It’s also important to remember that progress is better than perfect, says Trine Richter, managing director of Green Solution House, a hotel and conference centre in Rønne.
“There are many who believe that you should only ‘commit’ to certifications when you can do it 100 per cent. I find that people like that you do the best you can and that you are evolving instead of believing that you can do it all. It becomes too overwhelming and slows down one’s own and society’s development. If you make mistakes, you have to learn from them and share them.”
It’s an approach worth taking into travel writing too. Just like we don’t have to be perfect citizens to make a difference, we don’t have to be flawless travel writers. We’ll most likely make mistakes and overlook aspects of responsible travel — but it is a learning process. The important bit is that we keep trying to normalise sustainable options and advertise creative, positive climate-friendly solutions as doable parts of a trip.
Responsible travel has thousands of solutions in all shapes and sizes: it’s not telling people what to do, it’s giving them the knowledge to make an informed decision.

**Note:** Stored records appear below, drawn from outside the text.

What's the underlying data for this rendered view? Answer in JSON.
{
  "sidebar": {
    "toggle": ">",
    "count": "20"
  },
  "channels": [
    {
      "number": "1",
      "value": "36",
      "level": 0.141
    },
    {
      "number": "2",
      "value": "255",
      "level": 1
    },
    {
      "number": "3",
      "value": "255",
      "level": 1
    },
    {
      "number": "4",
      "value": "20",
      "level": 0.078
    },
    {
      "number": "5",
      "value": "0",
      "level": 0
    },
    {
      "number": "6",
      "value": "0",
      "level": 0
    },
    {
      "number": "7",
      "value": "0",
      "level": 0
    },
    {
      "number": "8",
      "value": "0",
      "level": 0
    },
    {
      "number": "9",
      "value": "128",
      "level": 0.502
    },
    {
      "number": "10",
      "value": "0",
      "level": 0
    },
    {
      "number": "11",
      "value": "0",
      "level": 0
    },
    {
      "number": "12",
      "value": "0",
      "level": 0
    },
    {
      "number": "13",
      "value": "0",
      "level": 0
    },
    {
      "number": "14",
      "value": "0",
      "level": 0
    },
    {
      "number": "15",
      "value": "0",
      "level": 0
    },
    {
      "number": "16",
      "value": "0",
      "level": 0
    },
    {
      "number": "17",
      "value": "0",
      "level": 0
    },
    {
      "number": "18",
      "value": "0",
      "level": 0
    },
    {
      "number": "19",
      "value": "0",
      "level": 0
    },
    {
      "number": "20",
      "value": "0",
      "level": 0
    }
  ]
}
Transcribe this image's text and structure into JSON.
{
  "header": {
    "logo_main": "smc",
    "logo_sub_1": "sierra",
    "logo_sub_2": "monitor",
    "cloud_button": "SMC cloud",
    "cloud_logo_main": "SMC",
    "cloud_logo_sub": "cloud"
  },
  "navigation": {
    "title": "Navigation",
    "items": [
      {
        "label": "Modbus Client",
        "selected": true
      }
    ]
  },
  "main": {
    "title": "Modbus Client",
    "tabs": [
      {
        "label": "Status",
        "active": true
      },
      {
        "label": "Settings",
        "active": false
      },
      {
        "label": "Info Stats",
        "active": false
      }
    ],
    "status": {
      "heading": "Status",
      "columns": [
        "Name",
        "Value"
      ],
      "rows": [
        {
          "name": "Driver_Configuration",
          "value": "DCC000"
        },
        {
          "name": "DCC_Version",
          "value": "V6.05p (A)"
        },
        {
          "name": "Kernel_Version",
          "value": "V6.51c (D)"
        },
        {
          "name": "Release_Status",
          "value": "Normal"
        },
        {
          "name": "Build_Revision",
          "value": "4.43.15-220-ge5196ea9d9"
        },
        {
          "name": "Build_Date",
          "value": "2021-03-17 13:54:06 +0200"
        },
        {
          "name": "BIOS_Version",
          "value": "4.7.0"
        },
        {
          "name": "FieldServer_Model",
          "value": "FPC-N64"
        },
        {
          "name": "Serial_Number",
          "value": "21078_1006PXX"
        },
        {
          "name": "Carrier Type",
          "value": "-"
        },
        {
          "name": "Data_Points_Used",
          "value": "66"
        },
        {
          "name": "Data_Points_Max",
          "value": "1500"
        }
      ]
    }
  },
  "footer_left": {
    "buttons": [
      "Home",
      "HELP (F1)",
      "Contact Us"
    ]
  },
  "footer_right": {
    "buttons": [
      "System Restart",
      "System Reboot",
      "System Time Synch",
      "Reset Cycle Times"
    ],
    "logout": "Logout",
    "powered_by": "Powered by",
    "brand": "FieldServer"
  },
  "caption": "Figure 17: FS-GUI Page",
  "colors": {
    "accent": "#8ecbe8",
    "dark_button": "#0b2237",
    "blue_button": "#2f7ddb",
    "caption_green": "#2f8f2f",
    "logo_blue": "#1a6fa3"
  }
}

The key is to keep informed, provide credible research where needed, and to make those facts feel positive.
As journalists, our words inspire travel. With some small changes, that travel can be extremely sustainable. As Kirwan put it, “Everywhere in the world has some beauty to enjoy — let’s start to find that.”
Header image courtesy of Manny Moreno via Unsplash
Part of the Journo Resources fellowship class of 2022, Kate Hammer moved from Canada to Glasgow to study for a Masters in Television Fiction Writing.
A playwright, script editor, and comedian, she is now working as an entertainment trainee at STV Studios. Despite it all, Kate never loses touch with her goat-farming roots.